SONG: Java Jive
ARTIST: The Ink Spots
Listen to it here:
Java Jive was written in 1940 by Ben Oakland and Milton Drake as a fad song and recorded later that year by The Ink Spots. Their version reached number 17 on the charts and is seen as a light-hearted departure from the Ink Spots’ usual fare of broken and blue songs – a simple ode to coffee rather than laments such as ‘Whispering Grass’. The Ink Spots version of the song is considered by many to be the definitive version of the song.
The original Ink Spots formed in Philadelphia, Pennsylvania in 1934 with a bass singer, and baritone and two tenors. In 1936 one of the original tenors Jerry Daniels was replaced by Bill Kenny, who was credited with helping the group see mainstream success, thanks in part to his unique tenor voice and insistence that the group sing mostly ballads (If I Didn’t Care, I Don’t Want to Set the World On Fire), rather than the jives they were singing before.
The group saw a lot of success in the 1940s and 1950s, but also saw a lot of personnel turnover due to personality clashes, being drafted into the army, and even the death of one of the members after he collapsed on stage. The ‘original’ Ink Spots were officially dissolved by Billy Kenny in 1954.
The group’s music stayed relevant even after the disbanding of the group, being featured in movies and television shows alike, well into the 21st century.
Java Jive contains some cultural references from the time, including Japanese spy movie ‘Mr. Moto’.
Another song that reminds me of my dad! Papa DeCaigny is a fan of the Ink Spots, and I think I remember him mentioning that HIS dad was a fan as well. Anyway, I love the Ink Spots and although this song isn’t my favourite of theirs, I still love it because to me it feels like the predecessor to Doo Wop, a genre that I LOVE. There’s not a lot going on instrumentally, which I feel like lets the voices shine more. It’s also about one of my favourite things – coffee! The Ink Spots’ harmonies are tight and flawless, not a lot of pitch issues here. And what a great line – waiter waiter, percolator!
There’s something I just love about this song. It’s pleasant, and happy, and calm, but not bland. I think that’s tough to do. The vocals are awesome, and the harmonies are interesting and really well done. And, FINALLY, a song that has a well thought-out ending! I was going to say that they totally ripped off the ending of String of Pearls by Glen Miller, but this song came out two years before String of Pearls!
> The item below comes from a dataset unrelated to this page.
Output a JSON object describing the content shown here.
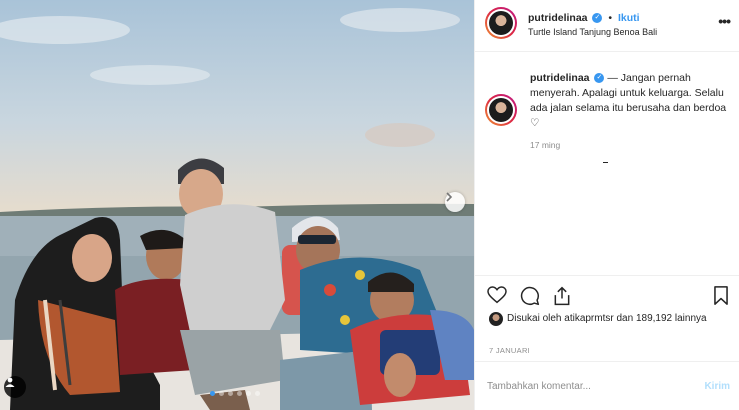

So…..maybe Glen Miller stole from the Ink Spots?
Average mark out of 10:
*A mark of 8/10 or higher means this is definitely worth buying!
Other notable versions of this song (include youtube links when possible)
The other famous version of the song as sung by Manhattan Transfer
Listen with us!
Link to 1,001 Songs to Hear Before You Die spotify playlist:
Link to the Best of the Best 1,001 Songs to Hear Before You Die spotify playlist: